*Problem details*
Everything in the entries below should be restated exactly, except for the pictures.

--*--

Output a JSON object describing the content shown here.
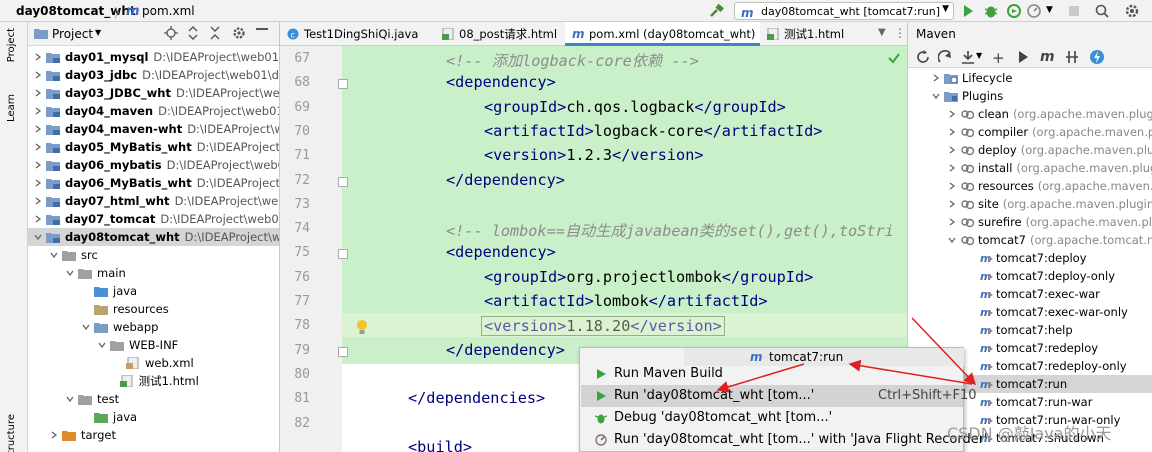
{
  "navbar": {
    "project": "day08tomcat_wht",
    "file": "pom.xml",
    "run_config": "day08tomcat_wht [tomcat7:run]"
  },
  "leftstrip": {
    "project_tab": "Project",
    "learn_tab": "Learn",
    "structure_tab": "Structure"
  },
  "project_panel": {
    "title": "Project",
    "rows": [
      {
        "name": "day01_mysql",
        "path": "D:\\IDEAProject\\web01\\day0"
      },
      {
        "name": "day03_jdbc",
        "path": "D:\\IDEAProject\\web01\\day03"
      },
      {
        "name": "day03_JDBC_wht",
        "path": "D:\\IDEAProject\\web01\\d"
      },
      {
        "name": "day04_maven",
        "path": "D:\\IDEAProject\\web01\\day"
      },
      {
        "name": "day04_maven-wht",
        "path": "D:\\IDEAProject\\web0"
      },
      {
        "name": "day05_MyBatis_wht",
        "path": "D:\\IDEAProject\\web"
      },
      {
        "name": "day06_mybatis",
        "path": "D:\\IDEAProject\\web01\\da"
      },
      {
        "name": "day06_MyBatis_wht",
        "path": "D:\\IDEAProject\\web"
      },
      {
        "name": "day07_html_wht",
        "path": "D:\\IDEAProject\\web01\\c"
      },
      {
        "name": "day07_tomcat",
        "path": "D:\\IDEAProject\\web01\\day"
      },
      {
        "name": "day08tomcat_wht",
        "path": "D:\\IDEAProject\\web01"
      }
    ],
    "tree": {
      "src": "src",
      "main": "main",
      "java": "java",
      "resources": "resources",
      "webapp": "webapp",
      "webinf": "WEB-INF",
      "webxml": "web.xml",
      "html": "测试1.html",
      "test": "test",
      "test_java": "java",
      "target": "target"
    }
  },
  "tabs": [
    {
      "label": "Test1DingShiQi.java"
    },
    {
      "label": "08_post请求.html"
    },
    {
      "label": "pom.xml (day08tomcat_wht)"
    },
    {
      "label": "测试1.html"
    }
  ],
  "editor": {
    "line_numbers": [
      "67",
      "68",
      "69",
      "70",
      "71",
      "72",
      "73",
      "74",
      "75",
      "76",
      "77",
      "78",
      "79",
      "80",
      "81",
      "82"
    ],
    "lines": {
      "l67": "<!-- 添加logback-core依赖 -->",
      "l68": "dependency",
      "l69a": "groupId",
      "l69b": "ch.qos.logback",
      "l70a": "artifactId",
      "l70b": "logback-core",
      "l71a": "version",
      "l71b": "1.2.3",
      "l72": "dependency",
      "l74": "<!-- lombok==自动生成javabean类的set(),get(),toStri",
      "l75": "dependency",
      "l76a": "groupId",
      "l76b": "org.projectlombok",
      "l77a": "artifactId",
      "l77b": "lombok",
      "l78a": "version",
      "l78b": "1.18.20",
      "l79": "dependency",
      "l81": "dependencies",
      "l83": "build"
    }
  },
  "maven": {
    "title": "Maven",
    "items": [
      {
        "name": "Lifecycle",
        "extra": ""
      },
      {
        "name": "Plugins",
        "extra": ""
      },
      {
        "name": "clean",
        "extra": "(org.apache.maven.plugin"
      },
      {
        "name": "compiler",
        "extra": "(org.apache.maven.pl"
      },
      {
        "name": "deploy",
        "extra": "(org.apache.maven.plu"
      },
      {
        "name": "install",
        "extra": "(org.apache.maven.plugi"
      },
      {
        "name": "resources",
        "extra": "(org.apache.maven.pl"
      },
      {
        "name": "site",
        "extra": "(org.apache.maven.plugins"
      },
      {
        "name": "surefire",
        "extra": "(org.apache.maven.plug"
      },
      {
        "name": "tomcat7",
        "extra": "(org.apache.tomcat.m"
      }
    ],
    "goals": [
      "tomcat7:deploy",
      "tomcat7:deploy-only",
      "tomcat7:exec-war",
      "tomcat7:exec-war-only",
      "tomcat7:help",
      "tomcat7:redeploy",
      "tomcat7:redeploy-only",
      "tomcat7:run",
      "tomcat7:run-war",
      "tomcat7:run-war-only",
      "tomcat7:shutdown"
    ]
  },
  "popup": {
    "title": "tomcat7:run",
    "items": [
      {
        "label": "Run Maven Build",
        "shortcut": ""
      },
      {
        "label": "Run 'day08tomcat_wht [tom...'",
        "shortcut": "Ctrl+Shift+F10"
      },
      {
        "label": "Debug 'day08tomcat_wht [tom...'",
        "shortcut": ""
      },
      {
        "label": "Run 'day08tomcat_wht [tom...' with 'Java Flight Recorder'",
        "shortcut": ""
      }
    ]
  },
  "watermark": "CSDN @敲Java的小天",
  "colors": {
    "accent": "#4083c9",
    "code_highlight": "#c9f0c9",
    "annotation_arrow": "#e02020"
  }
}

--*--

*The answer*
Output a JSON object describing the content shown here.
{
  "navbar": {
    "project": "day08tomcat_wht",
    "file": "pom.xml",
    "run_config": "day08tomcat_wht [tomcat7:run]"
  },
  "leftstrip": {
    "project_tab": "Project",
    "learn_tab": "Learn",
    "structure_tab": "Structure"
  },
  "project_panel": {
    "title": "Project",
    "rows": [
      {
        "name": "day01_mysql",
        "path": "D:\\IDEAProject\\web01\\day0"
      },
      {
        "name": "day03_jdbc",
        "path": "D:\\IDEAProject\\web01\\day03"
      },
      {
        "name": "day03_JDBC_wht",
        "path": "D:\\IDEAProject\\web01\\d"
      },
      {
        "name": "day04_maven",
        "path": "D:\\IDEAProject\\web01\\day"
      },
      {
        "name": "day04_maven-wht",
        "path": "D:\\IDEAProject\\web0"
      },
      {
        "name": "day05_MyBatis_wht",
        "path": "D:\\IDEAProject\\web"
      },
      {
        "name": "day06_mybatis",
        "path": "D:\\IDEAProject\\web01\\da"
      },
      {
        "name": "day06_MyBatis_wht",
        "path": "D:\\IDEAProject\\web"
      },
      {
        "name": "day07_html_wht",
        "path": "D:\\IDEAProject\\web01\\c"
      },
      {
        "name": "day07_tomcat",
        "path": "D:\\IDEAProject\\web01\\day"
      },
      {
        "name": "day08tomcat_wht",
        "path": "D:\\IDEAProject\\web01"
      }
    ],
    "tree": {
      "src": "src",
      "main": "main",
      "java": "java",
      "resources": "resources",
      "webapp": "webapp",
      "webinf": "WEB-INF",
      "webxml": "web.xml",
      "html": "测试1.html",
      "test": "test",
      "test_java": "java",
      "target": "target"
    }
  },
  "tabs": [
    {
      "label": "Test1DingShiQi.java"
    },
    {
      "label": "08_post请求.html"
    },
    {
      "label": "pom.xml (day08tomcat_wht)"
    },
    {
      "label": "测试1.html"
    }
  ],
  "editor": {
    "line_numbers": [
      "67",
      "68",
      "69",
      "70",
      "71",
      "72",
      "73",
      "74",
      "75",
      "76",
      "77",
      "78",
      "79",
      "80",
      "81",
      "82"
    ],
    "lines": {
      "l67": "<!-- 添加logback-core依赖 -->",
      "l68": "dependency",
      "l69a": "groupId",
      "l69b": "ch.qos.logback",
      "l70a": "artifactId",
      "l70b": "logback-core",
      "l71a": "version",
      "l71b": "1.2.3",
      "l72": "dependency",
      "l74": "<!-- lombok==自动生成javabean类的set(),get(),toStri",
      "l75": "dependency",
      "l76a": "groupId",
      "l76b": "org.projectlombok",
      "l77a": "artifactId",
      "l77b": "lombok",
      "l78a": "version",
      "l78b": "1.18.20",
      "l79": "dependency",
      "l81": "dependencies",
      "l83": "build"
    }
  },
  "maven": {
    "title": "Maven",
    "items": [
      {
        "name": "Lifecycle",
        "extra": ""
      },
      {
        "name": "Plugins",
        "extra": ""
      },
      {
        "name": "clean",
        "extra": "(org.apache.maven.plugin"
      },
      {
        "name": "compiler",
        "extra": "(org.apache.maven.pl"
      },
      {
        "name": "deploy",
        "extra": "(org.apache.maven.plu"
      },
      {
        "name": "install",
        "extra": "(org.apache.maven.plugi"
      },
      {
        "name": "resources",
        "extra": "(org.apache.maven.pl"
      },
      {
        "name": "site",
        "extra": "(org.apache.maven.plugins"
      },
      {
        "name": "surefire",
        "extra": "(org.apache.maven.plug"
      },
      {
        "name": "tomcat7",
        "extra": "(org.apache.tomcat.m"
      }
    ],
    "goals": [
      "tomcat7:deploy",
      "tomcat7:deploy-only",
      "tomcat7:exec-war",
      "tomcat7:exec-war-only",
      "tomcat7:help",
      "tomcat7:redeploy",
      "tomcat7:redeploy-only",
      "tomcat7:run",
      "tomcat7:run-war",
      "tomcat7:run-war-only",
      "tomcat7:shutdown"
    ]
  },
  "popup": {
    "title": "tomcat7:run",
    "items": [
      {
        "label": "Run Maven Build",
        "shortcut": ""
      },
      {
        "label": "Run 'day08tomcat_wht [tom...'",
        "shortcut": "Ctrl+Shift+F10"
      },
      {
        "label": "Debug 'day08tomcat_wht [tom...'",
        "shortcut": ""
      },
      {
        "label": "Run 'day08tomcat_wht [tom...' with 'Java Flight Recorder'",
        "shortcut": ""
      }
    ]
  },
  "watermark": "CSDN @敲Java的小天",
  "colors": {
    "accent": "#4083c9",
    "code_highlight": "#c9f0c9",
    "annotation_arrow": "#e02020"
  }
}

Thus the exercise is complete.